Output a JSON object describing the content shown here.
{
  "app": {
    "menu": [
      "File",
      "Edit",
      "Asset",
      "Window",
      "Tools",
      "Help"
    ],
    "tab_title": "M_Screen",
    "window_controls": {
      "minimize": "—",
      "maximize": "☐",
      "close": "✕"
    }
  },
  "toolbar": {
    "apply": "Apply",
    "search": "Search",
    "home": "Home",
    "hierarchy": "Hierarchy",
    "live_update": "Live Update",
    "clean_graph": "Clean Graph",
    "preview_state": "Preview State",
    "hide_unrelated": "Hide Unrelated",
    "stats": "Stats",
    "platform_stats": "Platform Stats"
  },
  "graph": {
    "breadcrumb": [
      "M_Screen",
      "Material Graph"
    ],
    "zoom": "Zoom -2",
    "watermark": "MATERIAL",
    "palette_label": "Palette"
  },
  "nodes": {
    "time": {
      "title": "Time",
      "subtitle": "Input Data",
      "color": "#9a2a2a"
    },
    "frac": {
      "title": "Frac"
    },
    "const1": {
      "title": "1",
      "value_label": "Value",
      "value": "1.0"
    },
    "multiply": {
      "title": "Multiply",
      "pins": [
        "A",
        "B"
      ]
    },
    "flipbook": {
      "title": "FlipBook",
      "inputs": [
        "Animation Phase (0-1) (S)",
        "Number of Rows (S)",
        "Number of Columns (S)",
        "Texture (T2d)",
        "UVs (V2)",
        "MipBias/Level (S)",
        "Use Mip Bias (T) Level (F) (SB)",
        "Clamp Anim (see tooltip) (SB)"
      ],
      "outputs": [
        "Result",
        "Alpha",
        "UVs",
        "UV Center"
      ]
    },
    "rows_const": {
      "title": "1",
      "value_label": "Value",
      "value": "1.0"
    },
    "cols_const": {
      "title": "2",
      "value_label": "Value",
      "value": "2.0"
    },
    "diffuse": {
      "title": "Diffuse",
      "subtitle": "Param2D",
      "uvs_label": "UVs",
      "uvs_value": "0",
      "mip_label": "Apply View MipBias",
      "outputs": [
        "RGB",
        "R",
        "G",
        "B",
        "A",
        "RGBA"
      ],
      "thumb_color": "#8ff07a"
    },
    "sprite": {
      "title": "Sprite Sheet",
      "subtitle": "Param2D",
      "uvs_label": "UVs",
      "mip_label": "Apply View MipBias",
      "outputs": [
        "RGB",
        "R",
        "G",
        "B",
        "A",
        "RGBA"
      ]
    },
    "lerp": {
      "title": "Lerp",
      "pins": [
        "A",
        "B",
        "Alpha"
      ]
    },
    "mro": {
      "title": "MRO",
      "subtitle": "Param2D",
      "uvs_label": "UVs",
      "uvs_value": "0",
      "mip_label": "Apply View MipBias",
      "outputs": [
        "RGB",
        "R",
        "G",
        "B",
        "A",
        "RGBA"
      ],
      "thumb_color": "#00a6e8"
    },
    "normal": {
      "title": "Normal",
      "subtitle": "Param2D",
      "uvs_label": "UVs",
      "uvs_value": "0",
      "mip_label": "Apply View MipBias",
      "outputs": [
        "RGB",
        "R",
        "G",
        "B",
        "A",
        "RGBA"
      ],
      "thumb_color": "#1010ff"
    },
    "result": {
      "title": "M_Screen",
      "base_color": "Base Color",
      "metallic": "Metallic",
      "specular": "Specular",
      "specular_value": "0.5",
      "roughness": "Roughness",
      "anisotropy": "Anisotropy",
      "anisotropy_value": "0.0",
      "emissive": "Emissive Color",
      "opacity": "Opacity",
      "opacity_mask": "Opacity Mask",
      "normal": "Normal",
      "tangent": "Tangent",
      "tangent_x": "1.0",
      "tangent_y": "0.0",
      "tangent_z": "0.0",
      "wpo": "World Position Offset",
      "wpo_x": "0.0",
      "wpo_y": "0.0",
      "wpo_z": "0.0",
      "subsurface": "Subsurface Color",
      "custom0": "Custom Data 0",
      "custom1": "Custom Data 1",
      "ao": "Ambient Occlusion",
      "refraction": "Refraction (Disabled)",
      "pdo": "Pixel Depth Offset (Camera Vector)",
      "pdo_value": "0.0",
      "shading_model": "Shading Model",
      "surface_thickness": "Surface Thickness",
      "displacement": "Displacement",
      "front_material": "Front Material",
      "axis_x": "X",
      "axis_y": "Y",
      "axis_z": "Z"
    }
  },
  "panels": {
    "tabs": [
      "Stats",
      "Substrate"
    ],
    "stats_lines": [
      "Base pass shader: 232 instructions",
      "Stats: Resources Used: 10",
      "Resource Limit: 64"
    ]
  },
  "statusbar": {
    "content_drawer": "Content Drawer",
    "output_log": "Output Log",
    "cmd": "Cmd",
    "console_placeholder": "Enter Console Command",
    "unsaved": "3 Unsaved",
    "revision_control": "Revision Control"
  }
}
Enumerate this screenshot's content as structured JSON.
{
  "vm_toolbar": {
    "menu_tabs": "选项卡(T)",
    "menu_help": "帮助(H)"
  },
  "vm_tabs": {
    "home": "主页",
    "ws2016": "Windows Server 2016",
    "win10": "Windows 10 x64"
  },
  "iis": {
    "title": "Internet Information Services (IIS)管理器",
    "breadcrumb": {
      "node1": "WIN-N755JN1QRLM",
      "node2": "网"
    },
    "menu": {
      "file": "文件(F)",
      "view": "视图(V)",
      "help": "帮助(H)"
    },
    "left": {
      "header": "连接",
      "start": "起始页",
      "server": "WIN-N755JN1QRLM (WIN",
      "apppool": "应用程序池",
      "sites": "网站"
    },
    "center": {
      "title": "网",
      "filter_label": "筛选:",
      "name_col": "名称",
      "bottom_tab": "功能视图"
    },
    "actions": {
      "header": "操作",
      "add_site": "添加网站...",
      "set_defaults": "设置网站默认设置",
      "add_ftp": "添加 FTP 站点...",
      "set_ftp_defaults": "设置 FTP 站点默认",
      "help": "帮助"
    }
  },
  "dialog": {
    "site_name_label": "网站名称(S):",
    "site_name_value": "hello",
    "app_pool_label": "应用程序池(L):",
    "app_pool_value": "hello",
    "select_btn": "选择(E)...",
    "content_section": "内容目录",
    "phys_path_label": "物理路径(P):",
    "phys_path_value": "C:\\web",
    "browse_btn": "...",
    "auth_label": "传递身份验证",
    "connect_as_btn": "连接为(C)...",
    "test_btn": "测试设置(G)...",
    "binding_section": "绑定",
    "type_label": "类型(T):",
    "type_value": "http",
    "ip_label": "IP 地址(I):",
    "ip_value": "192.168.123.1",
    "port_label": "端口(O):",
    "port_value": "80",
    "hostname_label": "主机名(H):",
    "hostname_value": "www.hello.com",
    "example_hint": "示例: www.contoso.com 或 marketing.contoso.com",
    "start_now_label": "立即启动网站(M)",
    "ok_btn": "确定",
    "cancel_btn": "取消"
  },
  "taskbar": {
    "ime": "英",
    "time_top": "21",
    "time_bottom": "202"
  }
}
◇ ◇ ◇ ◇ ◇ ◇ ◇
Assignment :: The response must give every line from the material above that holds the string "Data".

Solution for this exercise ::
      "subtitle": "Input Data",
      "custom0": "Custom Data 0",
      "custom1": "Custom Data 1",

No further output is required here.